Prompt => Where does the string "bucket" appear? Copy every line of the entries below that holds it.
++++++++++
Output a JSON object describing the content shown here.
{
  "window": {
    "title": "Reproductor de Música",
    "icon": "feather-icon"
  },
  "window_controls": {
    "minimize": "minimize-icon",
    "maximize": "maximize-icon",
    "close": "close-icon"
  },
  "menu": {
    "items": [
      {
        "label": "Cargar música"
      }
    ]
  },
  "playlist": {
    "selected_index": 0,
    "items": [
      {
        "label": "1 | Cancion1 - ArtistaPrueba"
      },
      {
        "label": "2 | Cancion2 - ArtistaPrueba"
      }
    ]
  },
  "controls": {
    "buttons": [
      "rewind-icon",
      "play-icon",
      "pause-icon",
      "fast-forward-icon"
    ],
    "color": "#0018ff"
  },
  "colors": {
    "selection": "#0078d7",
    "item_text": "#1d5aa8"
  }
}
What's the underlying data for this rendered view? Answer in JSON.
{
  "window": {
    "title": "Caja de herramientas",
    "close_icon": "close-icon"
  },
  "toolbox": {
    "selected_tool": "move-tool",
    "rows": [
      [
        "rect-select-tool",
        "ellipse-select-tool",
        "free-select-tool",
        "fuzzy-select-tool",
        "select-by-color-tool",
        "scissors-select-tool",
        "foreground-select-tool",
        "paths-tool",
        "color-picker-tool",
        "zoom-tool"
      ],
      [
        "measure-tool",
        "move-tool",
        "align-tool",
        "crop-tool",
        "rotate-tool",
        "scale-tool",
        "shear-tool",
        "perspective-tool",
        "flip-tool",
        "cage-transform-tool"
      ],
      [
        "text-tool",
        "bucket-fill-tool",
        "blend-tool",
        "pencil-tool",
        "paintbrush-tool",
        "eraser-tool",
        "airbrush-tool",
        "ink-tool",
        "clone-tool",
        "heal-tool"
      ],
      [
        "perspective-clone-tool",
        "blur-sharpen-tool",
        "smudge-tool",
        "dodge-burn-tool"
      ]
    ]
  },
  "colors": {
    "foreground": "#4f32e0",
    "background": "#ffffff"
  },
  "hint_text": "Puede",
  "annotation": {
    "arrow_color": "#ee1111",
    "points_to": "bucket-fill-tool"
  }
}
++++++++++
Solution for this problem =>
        "bucket-fill-tool",
    "points_to": "bucket-fill-tool"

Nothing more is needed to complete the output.